In preparation for purchasing a property in Spain, particularly when purchasing a rural property, it is not uncommon to come across discrepancies between data concerning the property surface and boundaries recorded at the Land Registry, the Cadastre, and the effective surface area of the property.
In this article, as experts in the field of PROPERTY LAW here at MSG Legal, we are going to examine the situations in which you may encounter discrepancies between physical descriptions and registry data for a single property, and to provide you with advice regarding which legal tools and instruments are available to settle these kind of issues.
Firstly, we must be aware that two official Registries coexist in Spain, and that they originally acted independently.

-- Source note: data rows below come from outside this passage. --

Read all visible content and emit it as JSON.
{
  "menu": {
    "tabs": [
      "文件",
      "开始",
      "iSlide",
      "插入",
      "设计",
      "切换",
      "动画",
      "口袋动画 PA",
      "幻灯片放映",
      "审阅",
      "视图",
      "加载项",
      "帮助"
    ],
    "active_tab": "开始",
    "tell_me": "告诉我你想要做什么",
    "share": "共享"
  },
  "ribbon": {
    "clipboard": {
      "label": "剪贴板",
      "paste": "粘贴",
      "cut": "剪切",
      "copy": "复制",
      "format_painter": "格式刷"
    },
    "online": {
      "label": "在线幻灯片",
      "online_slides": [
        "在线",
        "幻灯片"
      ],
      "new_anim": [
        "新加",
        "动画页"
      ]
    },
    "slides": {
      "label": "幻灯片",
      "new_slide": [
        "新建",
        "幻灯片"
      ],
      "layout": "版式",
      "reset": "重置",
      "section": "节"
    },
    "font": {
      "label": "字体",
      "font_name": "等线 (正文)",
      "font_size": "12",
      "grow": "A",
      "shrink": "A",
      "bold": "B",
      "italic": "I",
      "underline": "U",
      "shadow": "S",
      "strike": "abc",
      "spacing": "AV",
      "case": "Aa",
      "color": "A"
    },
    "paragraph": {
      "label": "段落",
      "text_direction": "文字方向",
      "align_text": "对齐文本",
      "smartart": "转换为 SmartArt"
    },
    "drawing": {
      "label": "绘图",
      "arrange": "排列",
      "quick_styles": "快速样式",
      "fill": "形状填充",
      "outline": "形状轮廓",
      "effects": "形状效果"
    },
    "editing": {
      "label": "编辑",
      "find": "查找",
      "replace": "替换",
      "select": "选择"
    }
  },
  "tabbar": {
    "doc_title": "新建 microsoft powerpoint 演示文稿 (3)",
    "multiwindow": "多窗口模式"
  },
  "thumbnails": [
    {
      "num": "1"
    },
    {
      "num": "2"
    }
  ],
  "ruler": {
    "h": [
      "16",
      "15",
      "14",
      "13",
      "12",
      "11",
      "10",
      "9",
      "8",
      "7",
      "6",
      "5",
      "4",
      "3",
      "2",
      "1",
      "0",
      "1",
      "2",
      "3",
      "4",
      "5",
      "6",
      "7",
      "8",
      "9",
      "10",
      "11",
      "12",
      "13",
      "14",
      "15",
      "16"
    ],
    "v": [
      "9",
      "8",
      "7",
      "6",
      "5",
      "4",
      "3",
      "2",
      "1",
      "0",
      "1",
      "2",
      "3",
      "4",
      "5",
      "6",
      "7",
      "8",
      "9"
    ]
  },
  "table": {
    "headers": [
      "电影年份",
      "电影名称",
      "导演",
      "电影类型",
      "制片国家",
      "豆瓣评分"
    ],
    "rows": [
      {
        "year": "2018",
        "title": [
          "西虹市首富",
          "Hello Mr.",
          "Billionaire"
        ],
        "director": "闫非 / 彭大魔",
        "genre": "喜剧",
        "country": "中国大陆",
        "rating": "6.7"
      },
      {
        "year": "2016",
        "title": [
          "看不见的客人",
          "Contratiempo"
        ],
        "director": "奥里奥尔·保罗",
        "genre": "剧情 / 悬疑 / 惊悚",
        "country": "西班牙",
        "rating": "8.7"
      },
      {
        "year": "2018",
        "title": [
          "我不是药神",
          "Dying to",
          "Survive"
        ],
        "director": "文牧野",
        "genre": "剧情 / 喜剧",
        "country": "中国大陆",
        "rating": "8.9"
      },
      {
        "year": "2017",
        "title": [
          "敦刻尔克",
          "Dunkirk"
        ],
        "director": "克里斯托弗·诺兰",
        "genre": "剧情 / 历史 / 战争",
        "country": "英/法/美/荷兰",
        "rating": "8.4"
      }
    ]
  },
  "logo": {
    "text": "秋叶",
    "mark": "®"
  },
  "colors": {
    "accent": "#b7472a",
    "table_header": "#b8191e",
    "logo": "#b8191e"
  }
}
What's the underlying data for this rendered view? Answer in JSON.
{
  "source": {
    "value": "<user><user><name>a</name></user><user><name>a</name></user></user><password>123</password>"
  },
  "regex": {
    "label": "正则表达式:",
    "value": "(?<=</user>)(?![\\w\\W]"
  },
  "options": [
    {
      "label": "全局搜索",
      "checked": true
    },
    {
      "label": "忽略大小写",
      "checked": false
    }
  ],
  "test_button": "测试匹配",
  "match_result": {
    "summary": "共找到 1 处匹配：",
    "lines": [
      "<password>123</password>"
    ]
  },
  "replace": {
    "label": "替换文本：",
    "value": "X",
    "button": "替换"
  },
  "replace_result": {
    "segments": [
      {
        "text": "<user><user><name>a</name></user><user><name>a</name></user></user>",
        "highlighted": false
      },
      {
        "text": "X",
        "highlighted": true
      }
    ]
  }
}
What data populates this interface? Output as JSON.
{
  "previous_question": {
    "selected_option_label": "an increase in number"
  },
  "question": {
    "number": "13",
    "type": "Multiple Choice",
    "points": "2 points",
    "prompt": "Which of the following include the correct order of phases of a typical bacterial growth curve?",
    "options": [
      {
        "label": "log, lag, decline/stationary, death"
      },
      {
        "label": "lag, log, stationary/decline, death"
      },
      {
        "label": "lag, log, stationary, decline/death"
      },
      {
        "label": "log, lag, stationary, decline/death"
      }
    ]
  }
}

This has lead to it not being uncommon to encounter discrepancies between physical descriptions of a property (the surface area and boundaries of a property).
These two registries are:
The Land Registry, which falls under the Ministry of Justice, and is the Registry that plays the important role in the Spanish real estate system of ensuring protection of the rights recorded. That is to say, it is in charge of protecting the rights of property owners, providing official confirmation regarding title deeds.
The Real Estate Cadastre, which falls under the Treasury Department, and is a registry of an administrative nature, contains the Description and Title Plans of properties, and is responsible for providing information to the Tax Authorities for the purpose of Property Tax collection.
As we pointed out earlier, the explanation as to why there are mismatches between the data of the two Registries lies in them having existed independently. Furthermore, It was the property owner that provided the descriptive data, giving rise to discrepancies between data and descriptions. For this reason the Spanish government has, over years, established corrective measures to unify and harmonise data, the most recent and most significant measure being LAW 13/2015.
Since Law (2015) entered into force, when carrying out any real estate transaction, it is an essential requirement to follow the procedure in place to coordinate data registered at the Land Registry and the Cadastre, and to adapt the registered data to the physical reality of the property. Property owners, or new owners holding property in Spain, are required to coordinate the descriptive data registered at the Cadastre and the Land Registry, when recording data at these Registries such as consolidations, partitions…
The Regulations provide for a number of legal remedies to settle possible existing discrepancies, courses of action that we can advise you on here at MSG Legal:
- Registry of georeferenced images
- Amending registry or cadastral descriptions
- Registry of building annexes, improvements or new constructions on a property
- Registration procedure for demarcation
- Cancellation of registry data concerning liens or encumbrances, extinguished due to term limitation, expiry or non-use
Property owners can voluntarily decide to initiate the procedure to coordinate records at the Land Registry and the Cadastre with the physical reality of a property. This will provide legal certainty that your property is duly identified, and will ensure full coordination between the Cadastre and the Land Registry. As a result your property will be revalued in view of a future sale.
On the other hand, a correct CONVEYANCING service carried out by a lawyer with expertise in property law, would imply checking the records at the Land Registry and the Cadastre as a standard security measure to purchasing property in Spain. This is in order to detect any possible discrepancies, and If required, provide you with the corrective legal measures available under legislation, with the aim of ensuring that your purchase is safe and aligned with the physical reality of the property.
At MSG we can resolve any doubts you may have regarding discrepancies between the descriptions recorded at the Cadastre and the Land Registry, as well as coordinating the alignment of the physical reality of the property with these records. Our lawyers, with expertise in property law will provide you with personalised advise according to the particularities of your specific case.
Please note the information provided in this article is of general interest only and is not to be construed or intended as substitute for professional legal advice.